*** EXERCISE MATERIALS ***

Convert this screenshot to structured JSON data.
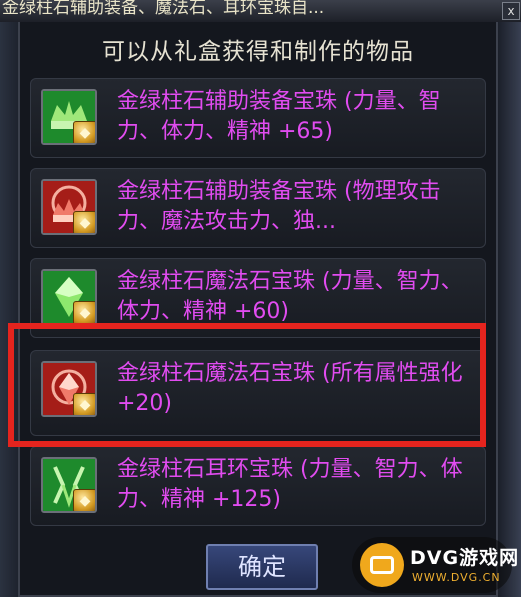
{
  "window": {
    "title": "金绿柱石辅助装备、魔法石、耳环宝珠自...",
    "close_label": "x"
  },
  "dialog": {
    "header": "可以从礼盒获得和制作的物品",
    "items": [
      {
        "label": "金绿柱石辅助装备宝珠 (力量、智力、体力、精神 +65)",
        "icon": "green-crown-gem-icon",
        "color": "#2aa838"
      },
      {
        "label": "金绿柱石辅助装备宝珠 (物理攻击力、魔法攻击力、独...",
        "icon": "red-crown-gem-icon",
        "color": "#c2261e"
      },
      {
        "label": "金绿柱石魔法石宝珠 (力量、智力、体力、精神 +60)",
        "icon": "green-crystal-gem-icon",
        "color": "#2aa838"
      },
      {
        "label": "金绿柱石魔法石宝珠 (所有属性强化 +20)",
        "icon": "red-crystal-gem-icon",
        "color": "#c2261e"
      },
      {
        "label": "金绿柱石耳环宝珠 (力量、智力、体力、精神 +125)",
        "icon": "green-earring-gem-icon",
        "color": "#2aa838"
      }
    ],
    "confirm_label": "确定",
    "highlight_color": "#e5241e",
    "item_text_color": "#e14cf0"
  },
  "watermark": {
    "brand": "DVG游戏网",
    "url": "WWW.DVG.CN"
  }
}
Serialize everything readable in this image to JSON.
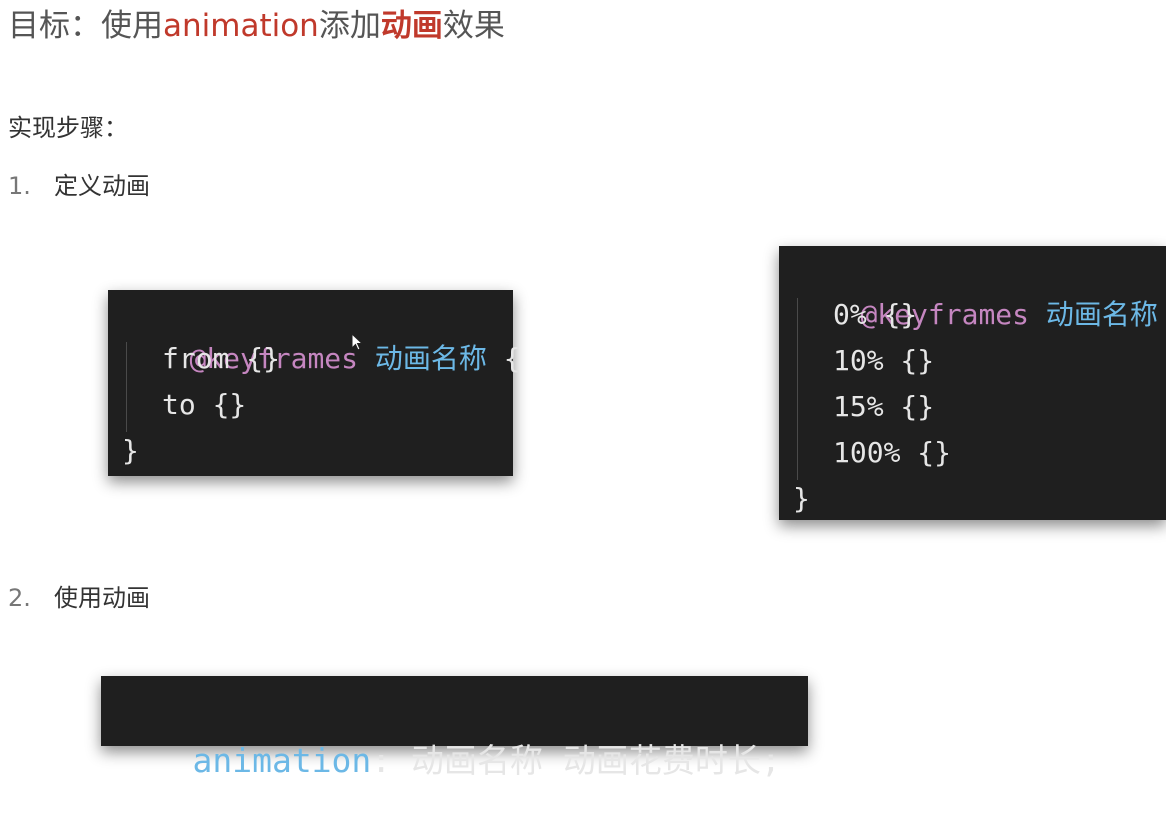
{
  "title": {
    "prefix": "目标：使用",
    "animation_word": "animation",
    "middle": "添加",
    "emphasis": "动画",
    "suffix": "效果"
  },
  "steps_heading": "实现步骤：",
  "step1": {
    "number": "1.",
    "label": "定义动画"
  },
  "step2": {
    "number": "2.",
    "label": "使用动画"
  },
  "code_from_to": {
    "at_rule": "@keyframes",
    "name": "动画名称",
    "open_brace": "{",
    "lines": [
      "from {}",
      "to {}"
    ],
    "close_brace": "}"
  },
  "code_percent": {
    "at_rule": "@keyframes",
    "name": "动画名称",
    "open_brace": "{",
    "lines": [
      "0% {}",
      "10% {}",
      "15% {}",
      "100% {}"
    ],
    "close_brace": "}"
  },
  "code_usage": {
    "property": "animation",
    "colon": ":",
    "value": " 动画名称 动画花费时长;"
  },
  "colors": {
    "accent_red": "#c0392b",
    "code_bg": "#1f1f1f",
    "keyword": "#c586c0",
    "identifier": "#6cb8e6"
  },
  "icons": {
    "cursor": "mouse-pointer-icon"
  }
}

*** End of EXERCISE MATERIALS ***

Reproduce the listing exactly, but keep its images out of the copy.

Convert this screenshot to structured JSON data.
{
  "window": {
    "title": "金绿柱石辅助装备、魔法石、耳环宝珠自...",
    "close_label": "x"
  },
  "dialog": {
    "header": "可以从礼盒获得和制作的物品",
    "items": [
      {
        "label": "金绿柱石辅助装备宝珠 (力量、智力、体力、精神 +65)",
        "icon": "green-crown-gem-icon",
        "color": "#2aa838"
      },
      {
        "label": "金绿柱石辅助装备宝珠 (物理攻击力、魔法攻击力、独...",
        "icon": "red-crown-gem-icon",
        "color": "#c2261e"
      },
      {
        "label": "金绿柱石魔法石宝珠 (力量、智力、体力、精神 +60)",
        "icon": "green-crystal-gem-icon",
        "color": "#2aa838"
      },
      {
        "label": "金绿柱石魔法石宝珠 (所有属性强化 +20)",
        "icon": "red-crystal-gem-icon",
        "color": "#c2261e"
      },
      {
        "label": "金绿柱石耳环宝珠 (力量、智力、体力、精神 +125)",
        "icon": "green-earring-gem-icon",
        "color": "#2aa838"
      }
    ],
    "confirm_label": "确定",
    "highlight_color": "#e5241e",
    "item_text_color": "#e14cf0"
  },
  "watermark": {
    "brand": "DVG游戏网",
    "url": "WWW.DVG.CN"
  }
}
Serialize everything readable in this image to JSON.
{
  "title": {
    "prefix": "目标：使用",
    "animation_word": "animation",
    "middle": "添加",
    "emphasis": "动画",
    "suffix": "效果"
  },
  "steps_heading": "实现步骤：",
  "step1": {
    "number": "1.",
    "label": "定义动画"
  },
  "step2": {
    "number": "2.",
    "label": "使用动画"
  },
  "code_from_to": {
    "at_rule": "@keyframes",
    "name": "动画名称",
    "open_brace": "{",
    "lines": [
      "from {}",
      "to {}"
    ],
    "close_brace": "}"
  },
  "code_percent": {
    "at_rule": "@keyframes",
    "name": "动画名称",
    "open_brace": "{",
    "lines": [
      "0% {}",
      "10% {}",
      "15% {}",
      "100% {}"
    ],
    "close_brace": "}"
  },
  "code_usage": {
    "property": "animation",
    "colon": ":",
    "value": " 动画名称 动画花费时长;"
  },
  "colors": {
    "accent_red": "#c0392b",
    "code_bg": "#1f1f1f",
    "keyword": "#c586c0",
    "identifier": "#6cb8e6"
  },
  "icons": {
    "cursor": "mouse-pointer-icon"
  }
}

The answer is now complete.